There have been provisions in the constitution that prevent the practice of untouchability such as Article 17. There is also the Untouchability Offences Act, 1955 that prevents the practice of discrimination. Though there are various provisions enacted that are aimed at preventing any form of discrimination, in reality, the problem still lies in its enforcement. The laws should be enforced with much stricter implementation. Race and ethnicity are often considered as one, but there lies a difference, racism depends mostly on physical features, whereas ethnicity depends on the linguistic background or the caste.
Hate crimes in India are not very new, they happen on a daily basis and many people are subjected to it. Hate crimes are committed against a person not because of the acts of a person but because of their membership with a particular group. Mob Lynching is one of the main categories of hate crimes and is very prevalent in our country. Leaders of our country have played a pivotal role in polarizing the country and further accelerating the hatred and violence between communities. The fairness and credibility of state apparatuses have also been questioned because of its passive nature in cases of hate crime

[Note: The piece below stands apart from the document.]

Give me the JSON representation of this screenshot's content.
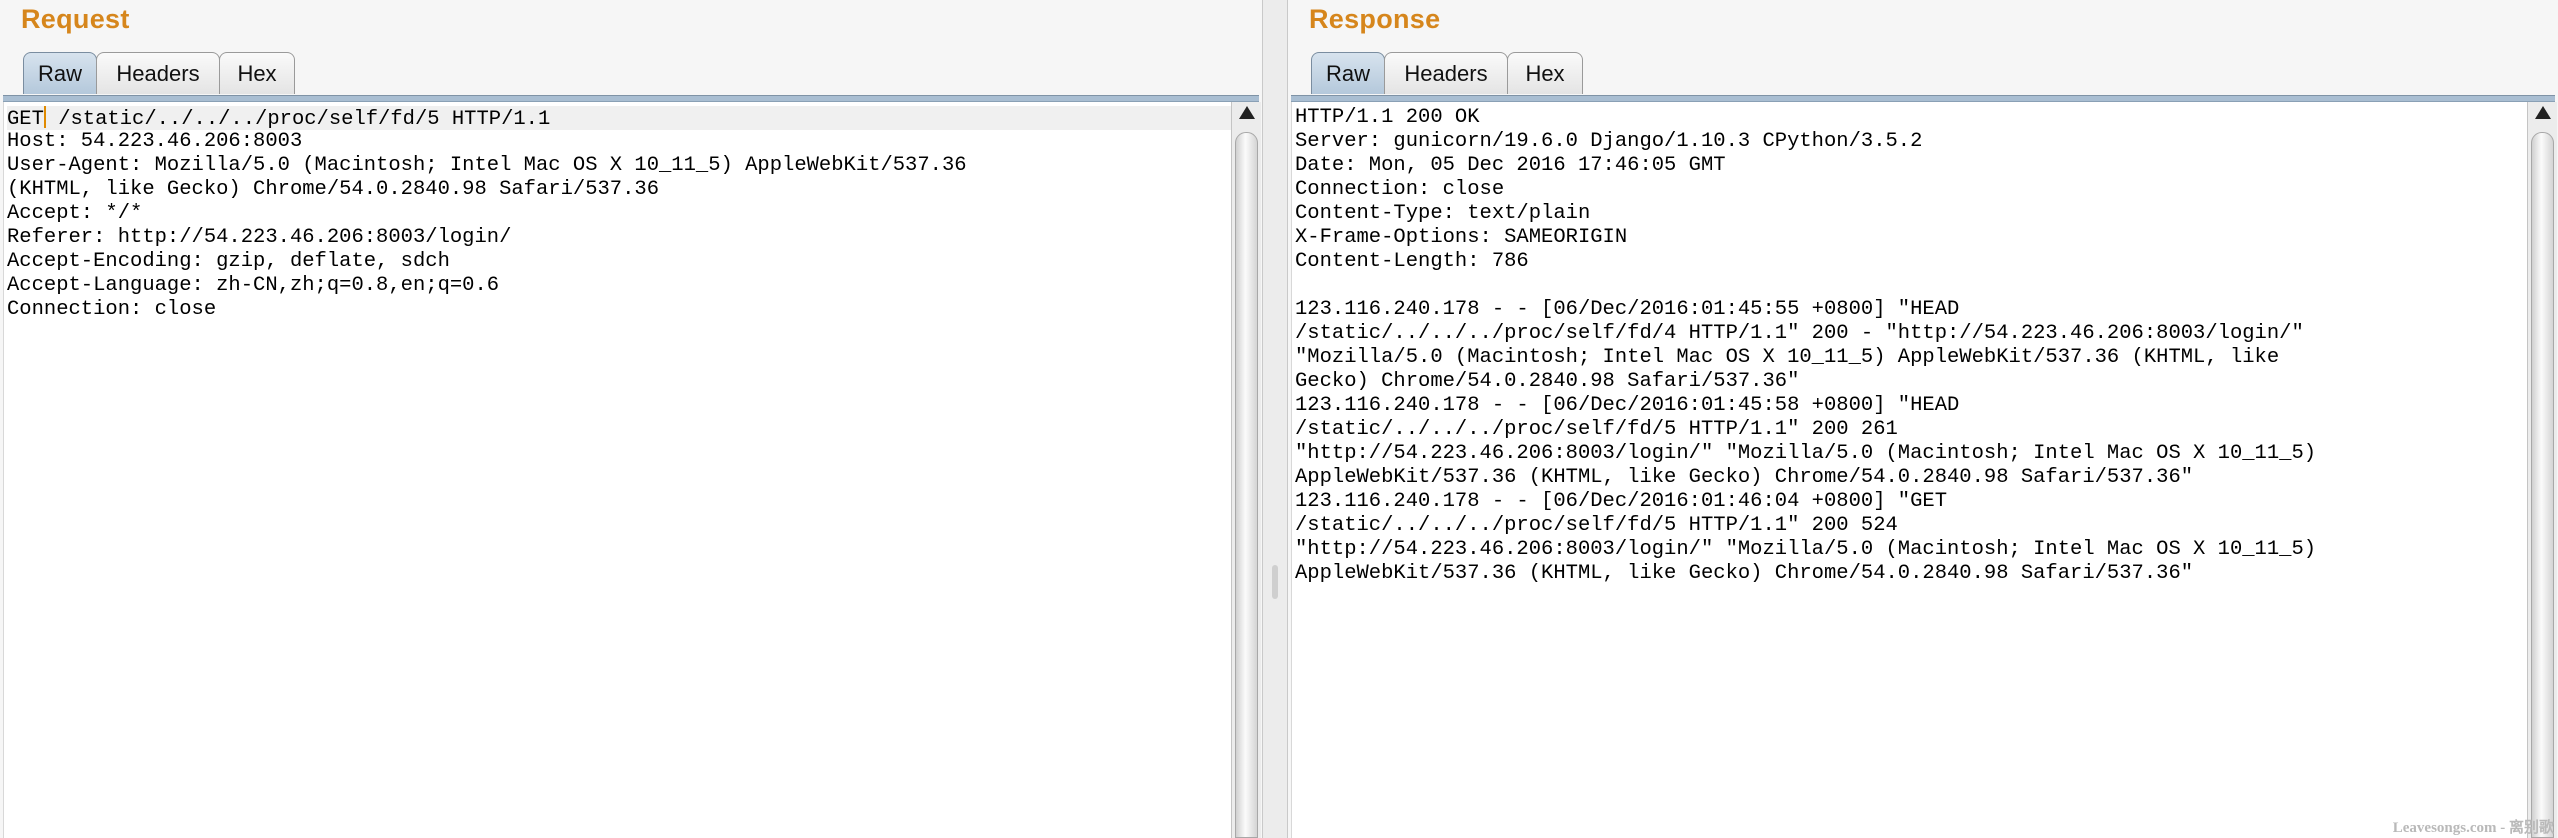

Since 2014, India has seen a significant increase in the number of hate crimes, among which mob lynching is a pertinent crime. Hate Crime Watch project, launched in October 2018, that has been tracking religion-based hate crimes in India since 2009, has found that 64 percent of cases of religious violence were against Muslims and the rest were Dalits along with the Christians.
India is a well-known country for its achievements in various spheres and its growing economy. It is a country full of opportunities but it is also quite known for its xenophobic and racist activities. The citizens are brought up in a way that they praise the white people and look down on the black people. Though India has been trying to act upon racism, the efforts are not up to the mark, and racism is still not taken very seriously by the citizens.
The large diversity of cultures existing in the country has proved to be a bane while curbing racism. Racism currently exists in each and every corner of our country and it is high time that there are stricter regulations brought to prevent racial discrimination. Further, the enactment of regulation should also be accompanied by strict implementation. Racism is detrimental to society as a whole, when a person is subjected to racial discrimination, he has to suffer a lot of physical and mental agony. It is high time that we act on racism, and as individuals prevent any form of discrimination existing at a personal level.
 Article 17, Constitution of India,1950